**EXERCISE**
Only lines that contain the word "label" are to be returned from the data below.

Component data from apps and pages:
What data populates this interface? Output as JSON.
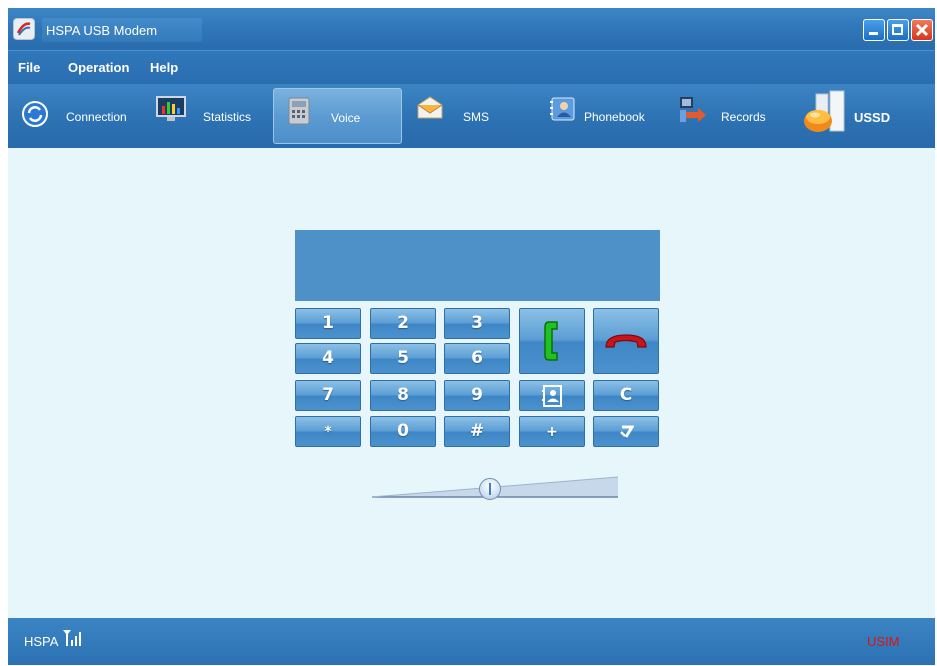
{
  "window": {
    "title": "HSPA USB Modem",
    "controls": [
      "minimize",
      "maximize",
      "close"
    ]
  },
  "menu": [
    {
      "label": "File"
    },
    {
      "label": "Operation"
    },
    {
      "label": "Help"
    }
  ],
  "toolbar": [
    {
      "label": "Connection",
      "icon": "connection-icon",
      "active": false
    },
    {
      "label": "Statistics",
      "icon": "statistics-icon",
      "active": false
    },
    {
      "label": "Voice",
      "icon": "voice-icon",
      "active": true
    },
    {
      "label": "SMS",
      "icon": "sms-icon",
      "active": false
    },
    {
      "label": "Phonebook",
      "icon": "phonebook-icon",
      "active": false
    },
    {
      "label": "Records",
      "icon": "records-icon",
      "active": false
    },
    {
      "label": "USSD",
      "icon": "ussd-icon",
      "active": false
    }
  ],
  "dialer": {
    "display_text": "",
    "keys": {
      "k1": "1",
      "k2": "2",
      "k3": "3",
      "k4": "4",
      "k5": "5",
      "k6": "6",
      "k7": "7",
      "k8": "8",
      "k9": "9",
      "star": "*",
      "k0": "0",
      "hash": "#",
      "clear": "C",
      "plus": "+"
    },
    "action_icons": [
      "call-icon",
      "hangup-icon",
      "contacts-icon",
      "backspace-icon"
    ]
  },
  "volume": {
    "level": 0.48
  },
  "status": {
    "network": "HSPA",
    "signal_icon": "signal-strength-icon",
    "sim": "USIM"
  },
  "colors": {
    "chrome_blue": "#2f76b8",
    "content_bg": "#e6f6fb",
    "display_blue": "#4e91c8",
    "sim_red": "#e01010",
    "call_green": "#1fc21f",
    "hangup_red": "#c8151b"
  }
}
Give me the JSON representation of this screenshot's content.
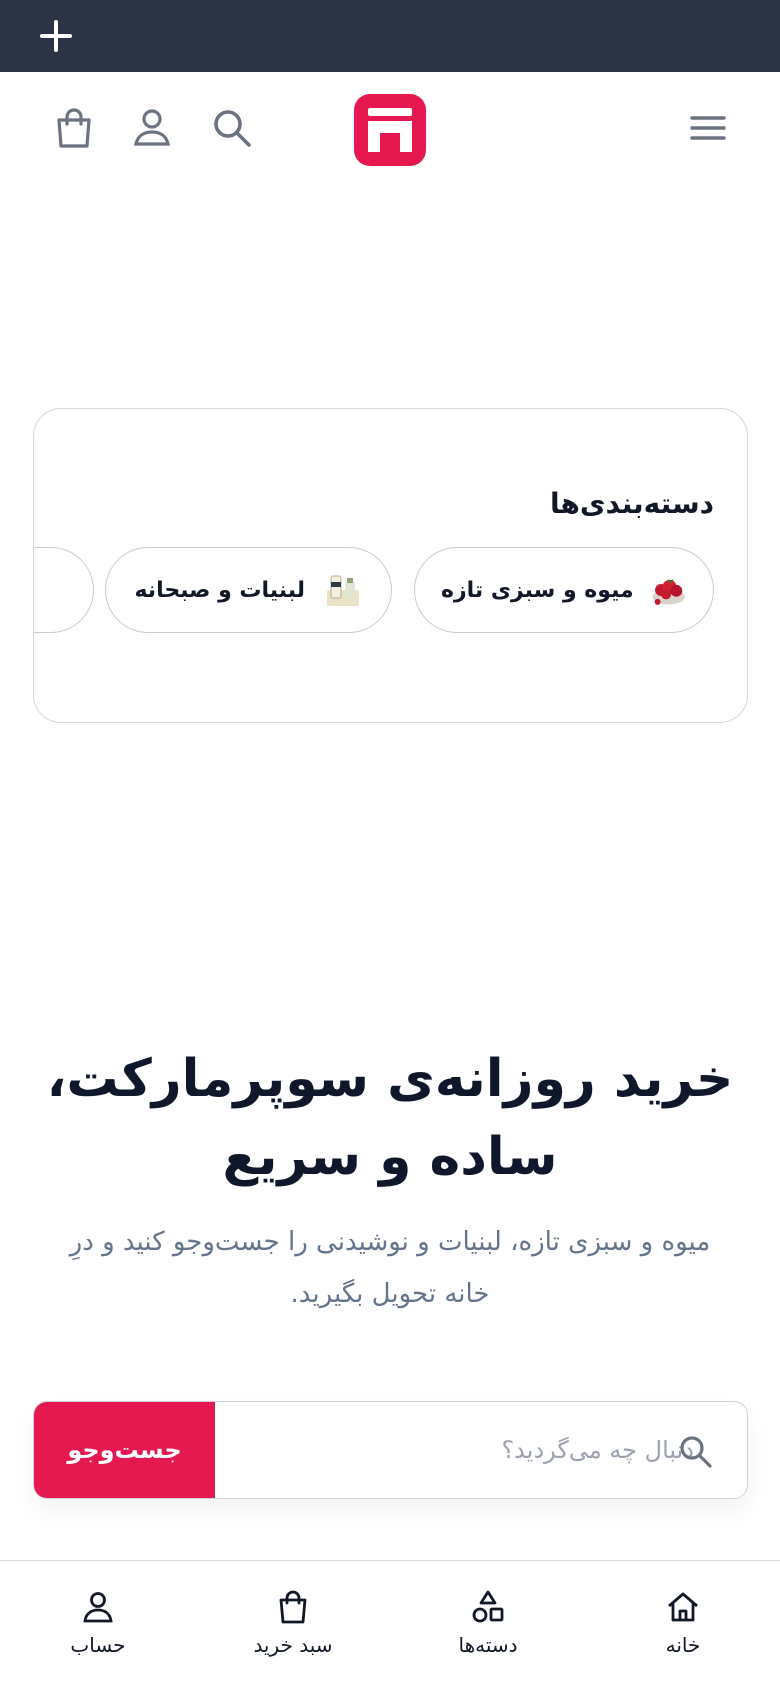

**ANSWER FOR THE TASK**
      "label": "File"
      "label": "Operation"
      "label": "Help"
      "label": "Connection",
      "label": "Statistics",
      "label": "Voice",
      "label": "SMS",
      "label": "Phonebook",
      "label": "Records",
      "label": "USSD",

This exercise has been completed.